Manchester Utd (4-2-3-1): De Gea; Rafael, Smalling, Evans, Evra; Carrick, Scholes; Valencia, Park, Giggs; Welbeck.
Referee: Mark Halsey
Man of the match: Skrtel (Liverpool)
Match rating: 6/10
Liverpool 2 (Agger, Kuyt) Manchester United 1 (Park)
Caught in the spotlight
So the FA didn't cancel this handshake?
No, and it passed off without any great incident. Liverpool players duly filed past him – albeit without any great warmth – and their captain, Steven Gerrard, who had urged supporters to concentrate on the football, shook his hand as the pair met in the centre circle for the coin toss.
How did the crowd react?
They booed every Evra touch, redoubled the volume for his fouls and cheered when any Liverpool player managed to foul him. In between times there were chants of "there's only one lying bastard". "Nothing untoward," according to Liverpool's manager, Kenny Dalglish.
And how did he play?

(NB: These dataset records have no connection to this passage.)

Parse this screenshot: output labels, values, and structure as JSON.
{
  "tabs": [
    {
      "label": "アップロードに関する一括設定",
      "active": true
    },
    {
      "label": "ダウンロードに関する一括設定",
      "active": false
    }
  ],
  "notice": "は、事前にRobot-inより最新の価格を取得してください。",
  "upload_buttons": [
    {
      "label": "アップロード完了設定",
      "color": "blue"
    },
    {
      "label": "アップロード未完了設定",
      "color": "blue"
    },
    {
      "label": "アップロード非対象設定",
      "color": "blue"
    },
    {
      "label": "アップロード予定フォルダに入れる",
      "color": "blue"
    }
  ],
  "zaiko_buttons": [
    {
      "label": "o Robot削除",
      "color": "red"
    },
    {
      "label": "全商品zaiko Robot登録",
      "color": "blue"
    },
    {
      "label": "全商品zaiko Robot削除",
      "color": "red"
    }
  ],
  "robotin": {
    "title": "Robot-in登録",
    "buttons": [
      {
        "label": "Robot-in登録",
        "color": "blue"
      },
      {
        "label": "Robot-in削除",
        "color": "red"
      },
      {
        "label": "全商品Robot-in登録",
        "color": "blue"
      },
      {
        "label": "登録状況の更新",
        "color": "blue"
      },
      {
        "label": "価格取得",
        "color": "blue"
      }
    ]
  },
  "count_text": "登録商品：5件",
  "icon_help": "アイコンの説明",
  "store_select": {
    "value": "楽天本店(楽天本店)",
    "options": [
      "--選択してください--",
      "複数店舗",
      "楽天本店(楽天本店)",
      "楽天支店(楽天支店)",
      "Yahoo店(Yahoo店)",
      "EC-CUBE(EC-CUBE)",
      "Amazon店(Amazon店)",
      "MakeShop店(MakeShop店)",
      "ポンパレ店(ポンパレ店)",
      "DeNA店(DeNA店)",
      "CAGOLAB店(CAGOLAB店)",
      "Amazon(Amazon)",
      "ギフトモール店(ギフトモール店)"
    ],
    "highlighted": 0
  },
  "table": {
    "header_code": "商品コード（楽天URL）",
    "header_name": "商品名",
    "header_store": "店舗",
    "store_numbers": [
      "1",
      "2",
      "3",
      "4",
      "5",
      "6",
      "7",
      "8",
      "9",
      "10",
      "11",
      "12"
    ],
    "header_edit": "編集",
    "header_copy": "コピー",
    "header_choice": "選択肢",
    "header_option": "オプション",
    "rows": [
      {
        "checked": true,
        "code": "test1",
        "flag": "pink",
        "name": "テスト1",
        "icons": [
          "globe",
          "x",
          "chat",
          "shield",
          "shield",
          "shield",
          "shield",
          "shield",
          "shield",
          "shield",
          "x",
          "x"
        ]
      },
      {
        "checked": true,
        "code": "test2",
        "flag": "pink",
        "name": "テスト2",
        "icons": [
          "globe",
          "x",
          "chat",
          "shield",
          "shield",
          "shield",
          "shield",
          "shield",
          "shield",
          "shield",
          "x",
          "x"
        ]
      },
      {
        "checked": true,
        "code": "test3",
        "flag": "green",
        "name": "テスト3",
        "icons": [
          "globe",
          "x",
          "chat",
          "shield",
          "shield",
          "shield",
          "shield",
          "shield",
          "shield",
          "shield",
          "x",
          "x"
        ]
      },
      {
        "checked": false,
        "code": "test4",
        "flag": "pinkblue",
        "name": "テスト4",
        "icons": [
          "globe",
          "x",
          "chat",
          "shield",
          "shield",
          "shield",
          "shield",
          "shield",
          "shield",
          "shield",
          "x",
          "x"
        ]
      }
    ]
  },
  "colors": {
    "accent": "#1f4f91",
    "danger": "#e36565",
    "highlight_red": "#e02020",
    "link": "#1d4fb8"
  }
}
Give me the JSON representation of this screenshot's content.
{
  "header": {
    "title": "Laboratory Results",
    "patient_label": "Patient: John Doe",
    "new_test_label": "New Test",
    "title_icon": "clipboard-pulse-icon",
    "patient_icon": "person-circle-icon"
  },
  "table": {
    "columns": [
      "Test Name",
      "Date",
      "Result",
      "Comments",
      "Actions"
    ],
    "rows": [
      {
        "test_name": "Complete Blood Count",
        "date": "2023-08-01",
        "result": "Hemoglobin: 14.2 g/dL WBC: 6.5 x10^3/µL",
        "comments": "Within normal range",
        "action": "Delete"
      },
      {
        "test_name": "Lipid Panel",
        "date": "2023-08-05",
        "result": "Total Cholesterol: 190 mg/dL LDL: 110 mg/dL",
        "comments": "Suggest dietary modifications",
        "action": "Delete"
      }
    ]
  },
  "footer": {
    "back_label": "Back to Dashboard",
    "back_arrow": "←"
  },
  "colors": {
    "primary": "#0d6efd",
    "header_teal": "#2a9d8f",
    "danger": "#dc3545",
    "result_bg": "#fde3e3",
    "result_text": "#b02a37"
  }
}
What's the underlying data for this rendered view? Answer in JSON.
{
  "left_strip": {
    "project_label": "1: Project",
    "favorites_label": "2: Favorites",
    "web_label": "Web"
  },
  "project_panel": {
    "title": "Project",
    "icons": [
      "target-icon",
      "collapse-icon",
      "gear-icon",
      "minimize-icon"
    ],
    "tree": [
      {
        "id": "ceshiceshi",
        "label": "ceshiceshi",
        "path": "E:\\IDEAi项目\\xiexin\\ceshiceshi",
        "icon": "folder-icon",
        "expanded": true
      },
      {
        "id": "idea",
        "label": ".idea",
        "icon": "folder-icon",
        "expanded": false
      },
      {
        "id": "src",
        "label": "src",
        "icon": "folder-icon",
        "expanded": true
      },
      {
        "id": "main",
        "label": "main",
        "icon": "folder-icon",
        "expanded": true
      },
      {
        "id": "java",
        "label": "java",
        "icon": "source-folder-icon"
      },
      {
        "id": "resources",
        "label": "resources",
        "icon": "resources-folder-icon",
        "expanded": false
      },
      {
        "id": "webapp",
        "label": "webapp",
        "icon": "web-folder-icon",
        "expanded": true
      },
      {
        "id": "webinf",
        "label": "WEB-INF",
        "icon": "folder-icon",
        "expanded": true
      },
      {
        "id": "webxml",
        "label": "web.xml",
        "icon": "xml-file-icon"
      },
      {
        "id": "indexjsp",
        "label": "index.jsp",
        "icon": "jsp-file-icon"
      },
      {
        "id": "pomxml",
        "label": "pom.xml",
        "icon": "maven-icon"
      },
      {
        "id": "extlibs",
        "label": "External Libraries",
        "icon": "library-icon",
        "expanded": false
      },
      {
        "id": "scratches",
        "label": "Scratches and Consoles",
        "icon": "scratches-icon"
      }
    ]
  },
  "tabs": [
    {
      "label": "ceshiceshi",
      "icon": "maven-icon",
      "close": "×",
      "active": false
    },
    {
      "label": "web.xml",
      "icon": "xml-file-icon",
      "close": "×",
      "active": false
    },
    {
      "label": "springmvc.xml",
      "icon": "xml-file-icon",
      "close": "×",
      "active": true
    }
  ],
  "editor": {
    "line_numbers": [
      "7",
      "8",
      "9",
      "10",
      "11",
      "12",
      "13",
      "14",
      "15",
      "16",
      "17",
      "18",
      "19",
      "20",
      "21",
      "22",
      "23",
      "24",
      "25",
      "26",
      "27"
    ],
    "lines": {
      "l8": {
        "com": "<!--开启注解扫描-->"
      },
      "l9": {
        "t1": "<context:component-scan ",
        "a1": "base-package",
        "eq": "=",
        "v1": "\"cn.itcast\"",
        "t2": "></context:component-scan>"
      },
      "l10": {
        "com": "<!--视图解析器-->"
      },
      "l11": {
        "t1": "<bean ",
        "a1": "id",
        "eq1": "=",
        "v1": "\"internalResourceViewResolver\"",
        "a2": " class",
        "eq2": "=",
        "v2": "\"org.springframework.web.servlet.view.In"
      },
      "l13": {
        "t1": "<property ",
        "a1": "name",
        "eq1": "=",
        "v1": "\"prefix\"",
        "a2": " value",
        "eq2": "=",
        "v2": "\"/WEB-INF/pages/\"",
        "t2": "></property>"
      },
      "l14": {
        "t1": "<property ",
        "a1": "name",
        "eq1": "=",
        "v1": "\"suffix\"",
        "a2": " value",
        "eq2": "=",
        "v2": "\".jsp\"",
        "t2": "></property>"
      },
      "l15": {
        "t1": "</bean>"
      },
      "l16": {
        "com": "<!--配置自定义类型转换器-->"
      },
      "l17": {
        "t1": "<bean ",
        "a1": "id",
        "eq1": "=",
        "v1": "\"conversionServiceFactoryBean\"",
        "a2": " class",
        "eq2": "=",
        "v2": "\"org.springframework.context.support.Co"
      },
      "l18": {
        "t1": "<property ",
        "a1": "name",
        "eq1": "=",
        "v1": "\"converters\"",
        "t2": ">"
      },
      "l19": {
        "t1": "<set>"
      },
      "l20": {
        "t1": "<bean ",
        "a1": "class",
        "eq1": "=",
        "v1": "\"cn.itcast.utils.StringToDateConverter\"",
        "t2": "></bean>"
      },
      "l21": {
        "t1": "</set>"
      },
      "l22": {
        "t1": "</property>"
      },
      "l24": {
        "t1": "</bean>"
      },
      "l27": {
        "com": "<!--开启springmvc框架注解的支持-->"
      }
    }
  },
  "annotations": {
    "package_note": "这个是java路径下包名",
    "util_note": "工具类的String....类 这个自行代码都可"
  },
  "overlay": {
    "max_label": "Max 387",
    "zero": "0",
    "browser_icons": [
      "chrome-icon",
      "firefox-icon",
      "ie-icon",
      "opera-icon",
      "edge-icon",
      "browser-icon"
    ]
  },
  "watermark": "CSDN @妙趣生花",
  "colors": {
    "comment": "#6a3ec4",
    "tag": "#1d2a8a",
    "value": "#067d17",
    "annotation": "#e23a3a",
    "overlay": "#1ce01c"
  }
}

It was a solid enough captain's performance until it mattered most, in the last few minutes of the game. Then, critically, Dirk Kuyt reacted faster than Evra to nip past him and score the winning goal.
Was Luis Suarez in attendance?
The television cameras regularly homed in on him in the main stand in his purple anorak, leaping to his feet at both Liverpool goals. He completes his eight-match ban in midweek and will be available against Tottenham a week tomorrow.